= WORK TASK =
Search the records for the word "battery" and copy each line in which it appears.

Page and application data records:
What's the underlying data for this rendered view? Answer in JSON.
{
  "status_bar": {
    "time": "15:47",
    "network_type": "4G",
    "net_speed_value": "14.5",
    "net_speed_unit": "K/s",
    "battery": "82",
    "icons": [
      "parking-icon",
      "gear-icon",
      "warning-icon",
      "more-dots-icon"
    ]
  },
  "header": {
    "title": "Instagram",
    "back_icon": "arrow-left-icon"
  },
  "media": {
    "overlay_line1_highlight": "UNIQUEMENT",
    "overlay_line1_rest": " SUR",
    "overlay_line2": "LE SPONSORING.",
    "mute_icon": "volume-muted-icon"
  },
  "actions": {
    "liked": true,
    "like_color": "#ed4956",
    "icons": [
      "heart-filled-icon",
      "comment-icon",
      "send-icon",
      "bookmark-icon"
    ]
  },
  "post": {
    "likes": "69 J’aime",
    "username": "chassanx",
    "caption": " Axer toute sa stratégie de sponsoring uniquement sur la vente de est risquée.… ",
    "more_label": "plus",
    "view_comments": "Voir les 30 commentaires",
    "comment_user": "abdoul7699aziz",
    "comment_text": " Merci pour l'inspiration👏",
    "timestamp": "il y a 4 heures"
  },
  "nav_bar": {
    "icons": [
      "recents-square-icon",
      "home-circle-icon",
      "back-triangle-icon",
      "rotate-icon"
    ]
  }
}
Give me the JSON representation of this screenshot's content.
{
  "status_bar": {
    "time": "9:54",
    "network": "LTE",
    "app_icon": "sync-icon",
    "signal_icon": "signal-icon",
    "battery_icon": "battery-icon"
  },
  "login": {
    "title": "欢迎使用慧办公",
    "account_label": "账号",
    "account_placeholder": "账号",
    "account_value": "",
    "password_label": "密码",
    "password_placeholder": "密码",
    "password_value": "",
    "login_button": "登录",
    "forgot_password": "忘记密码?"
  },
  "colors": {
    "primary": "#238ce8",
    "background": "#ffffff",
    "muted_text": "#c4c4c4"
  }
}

= TASK OUTPUT =
    "battery": "82",
    "battery_icon": "battery-icon"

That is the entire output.